The five-year tax holiday scheme under Section 80IB for healthcare projects needs to be extended from the present 5 years to 15 years because of the long gestation periods involved in turning around new hospitals. The FM has proposed an investment allowance of 15 per cent for plant and machinery for the manufacturing sector. The government has to clarify if this includes services too. In healthcare, we incur huge capex for new beds and recurring capex for acquiring new technology. This allowance needs to be extended to services too, particularly healthcare.

The FM has taken some good steps to facilitate government expenditure in healthcare and he has to be commended for it. But given the need for a huge capital outlay and new infrastructure required, the government still needs to do substantially better in terms of availability of funds and creating an enabling environment for healthcare providers.

About Apollo Hospitals:

In 1983, Dr. Prathap C. Reddy, the architect of Indian healthcare, launched the first corporate hospital in India, Apollo Hospitals Chennai. Over the years, Apollo Hospitals Group has grown to become one of Asia's largest integrated healthcare organizations with over 8,500 beds across 50 hospitals, more than 1350 pharmacies and over 100 diagnostic clinics. The Group also offers medical business process outsourcing services, health insurance services and clinical research divisions with a focus on epidemiological studies, stem cell research and genetic research. To develop talent for the burgeoning need of superior healthcare delivery, Apollo Hospitals Group has 11 nursing and hospital management colleges. These achievements have earned Apollo Hospitals Group several accolades, including the Centre of Excellence from the Government of India and recognition from the Joint Commission International (seven of our hospitals are JCI accredited). In a rare honour, the Government of India issued a commemorative stamp in recognition of Apollo’s contribution, the first for a private healthcare organization. Apollo Hospitals Chairman, Dr Prathap C Reddy, was conferred with the prestigious Padma Vibhushan, in 2010. Apollo Hospitals Group, for over 29 years, has continuously excelled and maintained leadership in medical innovation, world-class clinical services and cutting-edge technology.

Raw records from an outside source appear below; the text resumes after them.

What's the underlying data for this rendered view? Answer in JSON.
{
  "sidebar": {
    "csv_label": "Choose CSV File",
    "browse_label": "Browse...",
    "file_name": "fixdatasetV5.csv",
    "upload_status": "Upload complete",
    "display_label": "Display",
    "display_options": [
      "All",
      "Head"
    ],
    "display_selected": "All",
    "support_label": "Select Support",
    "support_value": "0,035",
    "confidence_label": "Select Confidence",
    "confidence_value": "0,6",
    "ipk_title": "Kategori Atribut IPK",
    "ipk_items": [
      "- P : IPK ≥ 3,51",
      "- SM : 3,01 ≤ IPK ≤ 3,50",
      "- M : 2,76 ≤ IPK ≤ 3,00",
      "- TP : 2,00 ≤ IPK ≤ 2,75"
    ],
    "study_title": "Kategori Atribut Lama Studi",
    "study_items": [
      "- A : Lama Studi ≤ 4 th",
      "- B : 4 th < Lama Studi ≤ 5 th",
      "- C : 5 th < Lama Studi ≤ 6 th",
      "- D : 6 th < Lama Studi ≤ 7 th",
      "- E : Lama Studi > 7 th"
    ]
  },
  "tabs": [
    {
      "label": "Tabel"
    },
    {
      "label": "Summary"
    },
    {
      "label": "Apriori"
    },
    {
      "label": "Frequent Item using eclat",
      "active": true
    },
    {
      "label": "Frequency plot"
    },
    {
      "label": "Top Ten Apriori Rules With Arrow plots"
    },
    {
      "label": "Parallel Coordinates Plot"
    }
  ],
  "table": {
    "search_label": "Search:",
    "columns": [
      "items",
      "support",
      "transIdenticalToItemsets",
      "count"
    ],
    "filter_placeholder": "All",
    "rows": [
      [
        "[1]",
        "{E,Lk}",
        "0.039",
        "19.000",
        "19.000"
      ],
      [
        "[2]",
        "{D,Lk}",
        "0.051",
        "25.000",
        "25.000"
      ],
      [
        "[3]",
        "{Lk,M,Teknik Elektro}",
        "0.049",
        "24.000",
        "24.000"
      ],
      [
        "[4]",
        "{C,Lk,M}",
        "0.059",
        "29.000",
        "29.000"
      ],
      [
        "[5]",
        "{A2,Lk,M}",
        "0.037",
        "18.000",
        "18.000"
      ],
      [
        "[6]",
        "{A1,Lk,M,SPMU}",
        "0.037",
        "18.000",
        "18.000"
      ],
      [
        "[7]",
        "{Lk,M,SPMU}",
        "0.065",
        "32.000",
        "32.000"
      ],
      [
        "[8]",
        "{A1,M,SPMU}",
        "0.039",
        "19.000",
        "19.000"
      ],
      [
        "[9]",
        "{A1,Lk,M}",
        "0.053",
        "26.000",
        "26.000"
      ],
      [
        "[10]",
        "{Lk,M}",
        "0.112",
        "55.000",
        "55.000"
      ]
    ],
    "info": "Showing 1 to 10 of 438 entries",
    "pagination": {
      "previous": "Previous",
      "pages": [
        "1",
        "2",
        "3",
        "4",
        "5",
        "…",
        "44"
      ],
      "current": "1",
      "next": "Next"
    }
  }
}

Our hospitals are consistently ranked amongst the best hospitals globally for advanced medical services and research.

For more information visit www.apollohospitals.com

Primary Media Contact: Parul Chhabra, parul_c@apollohospitals.com, 91-9810588410

Secondary Media Contact: Kusum Sahijpal, kusum_s@apollohospitals.com, 91-9999973090

SOURCE Apollo Hospitals Group